Originally Posted by timnz
The French Open had regained full prestige of a Grand Slam since the mid to late 1970's ie well before the late 80's. It has equal status with Wimbledon and the US open in the period you refer to. The Australian Open started to regain it starting in 1983 when players like McEnroe, Lendl and Wilander came - that process of rehabilitation came to full fruition in 1988 with the change of venue and change to hard court and the expansion of the field to 128.
re. McEnroe - keep in mind that he competed at the event in December 1983 (only a month before his peak year and he was number 1), December 1985 (when he still was number 3) - he was only 24 and 26- all on Grass - which suited him. So if it was a lesser event - it should have been easier for him to win ....but he didn't. (having said that reading his biography his mind wasn't in the 1985 event - but that was his problem, it shouldn't be an excuse). So it is a bit of a myth that some hold that McEnroe didn't really compete at the Australian Open as a top player.
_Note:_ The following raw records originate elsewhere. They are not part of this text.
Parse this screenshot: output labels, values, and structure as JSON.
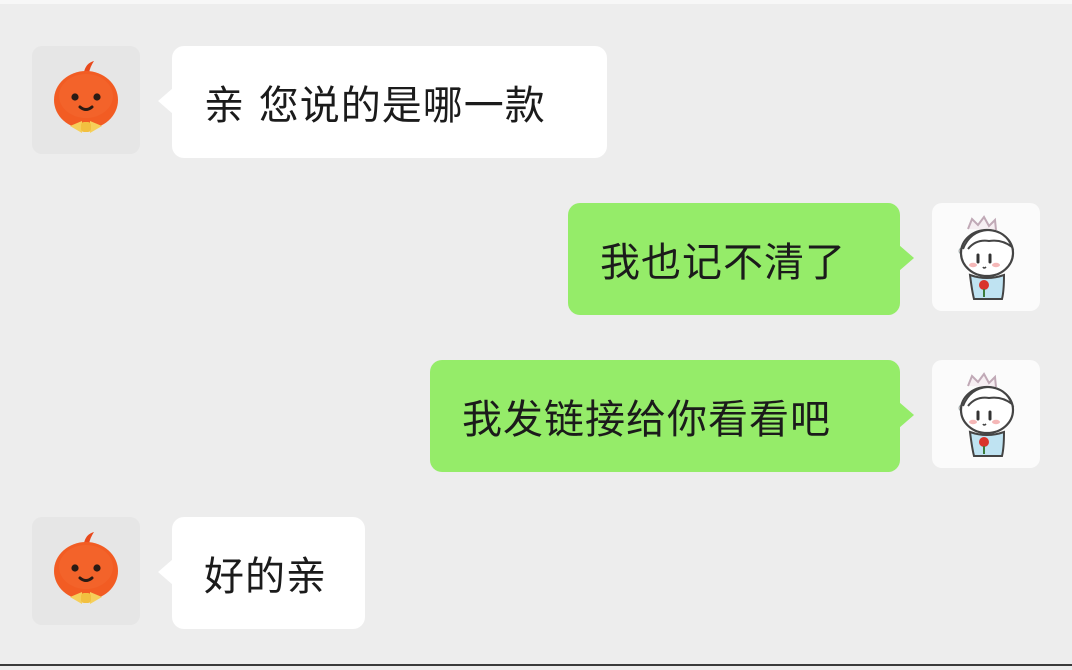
{
  "theme": {
    "background": "#ededed",
    "incoming_bubble": "#ffffff",
    "outgoing_bubble": "#95ec69",
    "text": "#1b1b1b"
  },
  "avatars": {
    "seller": "orange-mascot-icon",
    "user": "cartoon-boy-icon"
  },
  "messages": [
    {
      "sender": "seller",
      "direction": "in",
      "text": "亲 您说的是哪一款"
    },
    {
      "sender": "user",
      "direction": "out",
      "text": "我也记不清了"
    },
    {
      "sender": "user",
      "direction": "out",
      "text": "我发链接给你看看吧"
    },
    {
      "sender": "seller",
      "direction": "in",
      "text": "好的亲"
    }
  ]
}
On the other hand, I am in agreement that more credit needs to be put against Mac for his WCT finals wins. His 5 wins tend to get swept under the carpet. Memory is short in tennis. The WCT finals was a very big event.
No doubt. The way they publicized it at the time in the 1970's you often would think the WCT Championship was the biggest tournament in the world. I think they did call the winner the World Champion of Tennis. It was a different value system in those days.